Incidentally, the picture above was taken quite some time ago. The Oyakata tends to be dressed in white these days, but last night I told him I preferred him in his blue garb!
Apart of the great Shizuoka Sake list, a customer will find all the drinks he might want, including wine and Okinawa Awamori.
But the main attraction is of course the food:

Tempura and Anago/Conger Eel are two Japanese delicacies known all over the world, but when the two are combined in such delicate, crunchy, succulent manner one just shoud not bother about seasoning or even decoration!

Bu-Ichi acquired its fame because of the superlative seasonal sashimi such as “ainame/greenling or rock trout, a rarity brought all the way from Fukushima Prefecture.

Local fish is represented by “sanma/mackerel pike”. Bu-Ichi serves it in what I think the best way to savour it: thin slices with grated ginger, chopped thin leeks and myoga. The Japanese say “abura ga noote iru”, meaning they are fat. I would translate by “juicy”. The fish just melts in your mouth!

Whenever possible, Bu-Ichi serves local produce such as this beautiful round orange zucchini grown by a farmer in Miwa Cho, Shizuoka City. Which reminds me I have to interview this gentleman who has made Zucchini growing his specialty. Rowena, you would not believe it! Incidentally, have you ever thought of selling shiso in Italy? LOL

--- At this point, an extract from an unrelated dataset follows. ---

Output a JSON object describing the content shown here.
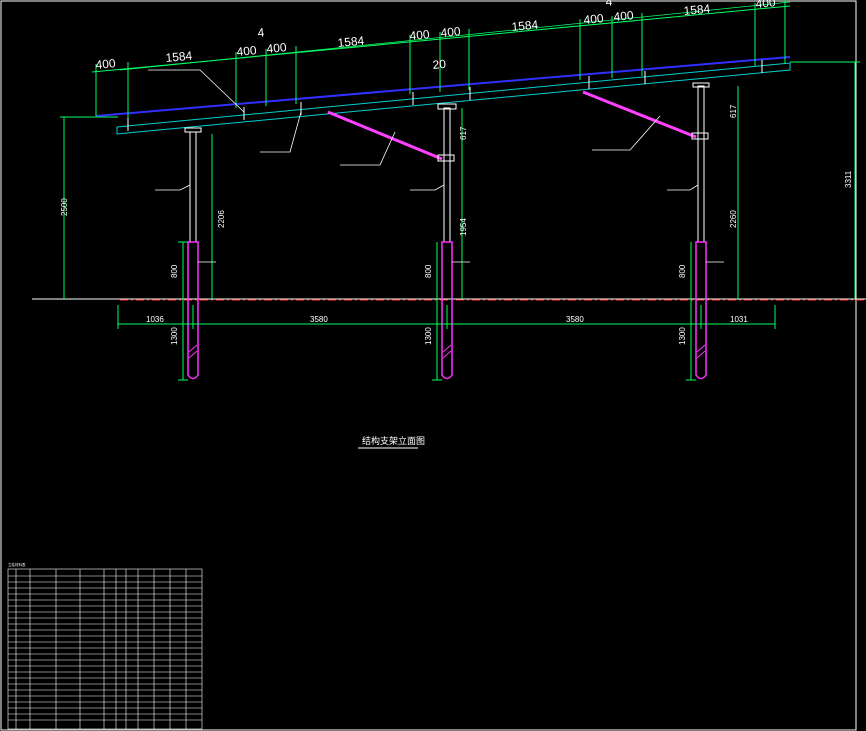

They were included in the next Tenpura order. To the Missus’ utter dismay I just ate them with my fingers without bothering about the salt and dip sauce provided!

Despite the heat of the day, we could not resist from ordering a bowl of “Gyu-suji-ni”/Beef joints simmered with miso and vegetables and served with a chopped leeks topping. Foodhoe would scream for it!

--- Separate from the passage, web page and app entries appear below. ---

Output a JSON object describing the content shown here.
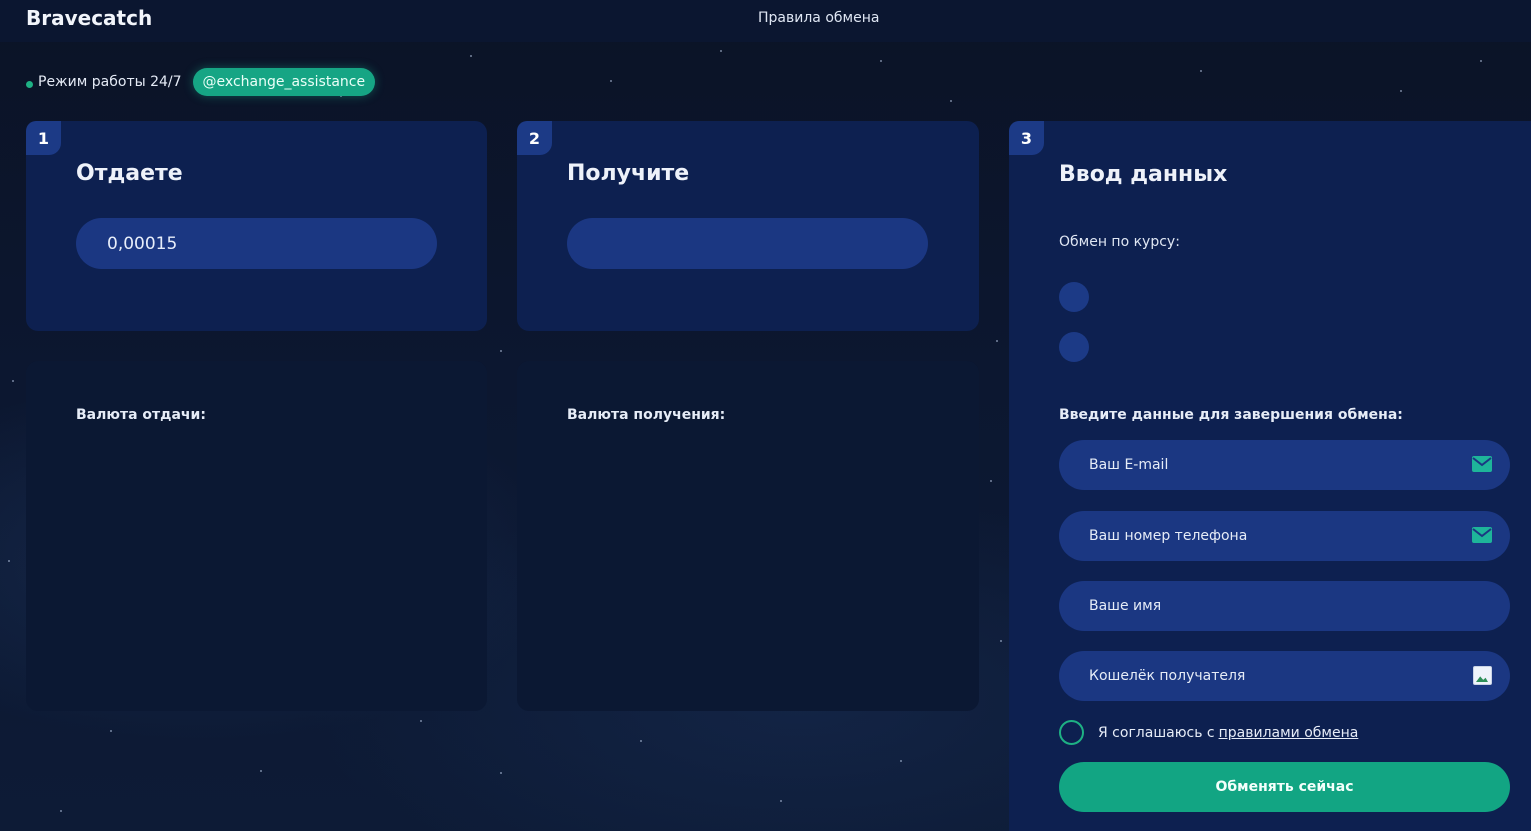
{
  "header": {
    "brand": "Bravecatch",
    "rules_link": "Правила обмена"
  },
  "status": {
    "text": "Режим работы 24/7",
    "telegram": "@exchange_assistance"
  },
  "give": {
    "step": "1",
    "title": "Отдаете",
    "amount": "0,00015",
    "currency_label": "Валюта отдачи:"
  },
  "receive": {
    "step": "2",
    "title": "Получите",
    "amount": "",
    "currency_label": "Валюта получения:"
  },
  "form": {
    "step": "3",
    "title": "Ввод данных",
    "rate_label": "Обмен по курсу:",
    "enter_label": "Введите данные для завершения обмена:",
    "email_placeholder": "Ваш E-mail",
    "phone_placeholder": "Ваш номер телефона",
    "name_placeholder": "Ваше имя",
    "wallet_placeholder": "Кошелёк получателя",
    "agree_text": "Я соглашаюсь с",
    "agree_link": "правилами обмена",
    "submit_label": "Обменять сейчас"
  },
  "icons": {
    "email": "envelope-icon",
    "phone": "envelope-icon",
    "wallet": "broken-image-icon"
  },
  "colors": {
    "accent": "#16a584",
    "card": "#0d2050",
    "field": "#1b3782"
  }
}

Although we did have dessert in the form of “matcha tea ice cream”, we usually have “tamagoyaki/Japanese Omelette” at the end of a dinner in a good izakaya. Big Bill should see the sheer artistry involved in making such a seemingly easy dish! And the taste! I can guarantee you you would be hard put if you had to choose between a second helping and a dessert!

420-0032 Shizuoka City, Aoi Ku, Ryogae-cho, 1-6-10, Dai 2 Matsunaga Bldg. 2F
Tel.: 054-2521166
Closed on Wednesdays
Reservations advisable